“Surreal” is the word I hear most often to describe life these days. The stay-at-home rules are producing positive results where they are being practiced, but there are still essential activities that one must engage in. Like eating.
That means either grocery shopping (with or without delivery) or takeout.
For a restaurant that engages in primarily dine-in service, dinners to go could be less than ideal. Crisp onion rings become soggy. Delicately sautéed fish fillets fall apart into a great tasting but unattractive mound. Cold dishes get warm and warm dishes become cold. And no matter how beautifully plated a dinner might be, served in Styrofoam it loses its attractiveness.
The solution is to stick with venues that already include takeout on at least some level.
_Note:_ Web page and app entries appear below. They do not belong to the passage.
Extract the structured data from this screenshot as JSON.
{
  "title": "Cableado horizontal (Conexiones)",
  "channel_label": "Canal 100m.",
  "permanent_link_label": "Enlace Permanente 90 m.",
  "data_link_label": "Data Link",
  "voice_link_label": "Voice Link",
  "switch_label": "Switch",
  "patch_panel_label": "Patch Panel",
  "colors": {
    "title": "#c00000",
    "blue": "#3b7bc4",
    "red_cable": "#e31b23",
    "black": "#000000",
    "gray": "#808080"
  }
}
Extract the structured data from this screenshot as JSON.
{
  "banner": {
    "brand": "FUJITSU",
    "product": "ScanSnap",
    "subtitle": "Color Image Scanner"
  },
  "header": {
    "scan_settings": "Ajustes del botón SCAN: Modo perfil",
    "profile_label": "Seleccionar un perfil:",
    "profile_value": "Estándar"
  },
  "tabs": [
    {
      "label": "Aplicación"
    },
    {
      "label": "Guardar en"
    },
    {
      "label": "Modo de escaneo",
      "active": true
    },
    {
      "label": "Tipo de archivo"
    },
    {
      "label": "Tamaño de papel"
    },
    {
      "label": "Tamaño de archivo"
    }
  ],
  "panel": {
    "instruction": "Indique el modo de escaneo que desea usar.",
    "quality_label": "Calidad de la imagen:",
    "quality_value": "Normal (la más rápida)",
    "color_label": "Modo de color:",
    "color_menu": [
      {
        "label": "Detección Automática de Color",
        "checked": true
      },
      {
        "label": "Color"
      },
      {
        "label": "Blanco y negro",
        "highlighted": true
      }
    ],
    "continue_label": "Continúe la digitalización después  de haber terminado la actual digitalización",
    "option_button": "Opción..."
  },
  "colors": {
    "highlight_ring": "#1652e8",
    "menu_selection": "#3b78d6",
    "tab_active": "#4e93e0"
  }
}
But because you want to support your favorite upscale restaurant, checking its specials or asking the chef or owner what will travel well is a good idea. Purchasing a gift certificate for yourself or for someone you care about also puts dollars in the cash register.
On an afternoon promising to reach a picnic temperature of almost 70 degrees, a friend stopped by to join me on the deck (at a 6-foot distance of course) for an adult beverage. Hungry, we decided to order from Backyard BBQ, which I had visited in a past lifetime of fewer restrictions. My recollection was positive.
Backyard BBQ on Mohawk Avenue in Scotia is a small, unpretentious restaurant with an unpretentious menu. Serving food from 11 a.m. to 7 p.m., smaller items such as burgers, hot dogs and wings are served all day, while dinners like St. Louis ribs are served from 4-7.
The brief menu consists of items one might enjoy at, well, a backyard barbecue. Since their ribs would not be ready until 4:30, we placed our order by phone to correspond to that time.
In an effort to sample as many dishes as possible without being wasteful, we skipped the smaller items and ordered three dinners: BBQ pulled pork ($11.95); seasoned fried chicken ($12.95 for a leg and thigh); and a half rack of St. Louis ribs ($16.95). Other dinners include pulled chicken ($10.95) and beef brisket ($13.95, available Friday and Saturday only).
Our courier reported that the door to the restaurant had been locked. An employee came to the door, requested his name and delivered the appropriate bags (plastic!). A credit card number had been submitted over the phone, but an appropriate tip was left in an envelope a couple of days later when it was discovered it had been accidentally forgotten the day the food was ordered.
Dinners include the same sides with no substitutions. BBQ’s macaroni and cheese was among the best I have ever enjoyed. It was moist with real cheddar flavor and in no way resembled a melted cheese product poured over pasta. Collard greens were chopped into approximately 1-inch squares and sautéed with a hint of spiciness (cloves?) and bits of bacon or pork for smoky flavor. To round out the meal, an ample wedge of moist cornbread wrapped in foil was included.
The fried chicken was a winner — moist inside a crispy but not greasy coating. While I am not a huge fan of any variety of pulled meat (perhaps it is the texture or appearance that I have difficulty with), I nevertheless found the flavor of the pulled pork agreeable.
At the top of the list were the ribs. Served dry (naked) or wet (glazed), our order of sauced ribs was as close to perfect as ribs could be. A half rack consisted of about six meaty ribs smoked and with grill lines. Browned but moist, the meat did not fall off the bones, but was easily separated from them.
We had thought about ordering a side of cold potato salad ($3.95 small, $4.95 large) and an order of hot baked beans ($3.95 small, $5.95 large), but decided to try them another time. Banana pudding and cupcake ($3 each) were also on the menu, but we sensibly followed our instincts not to over-order.
I continue to hope that we and the restaurants we know and love will survive the pandemic, and that regardless of which side of the counter one is standing, we all do what is necessary to stay healthy.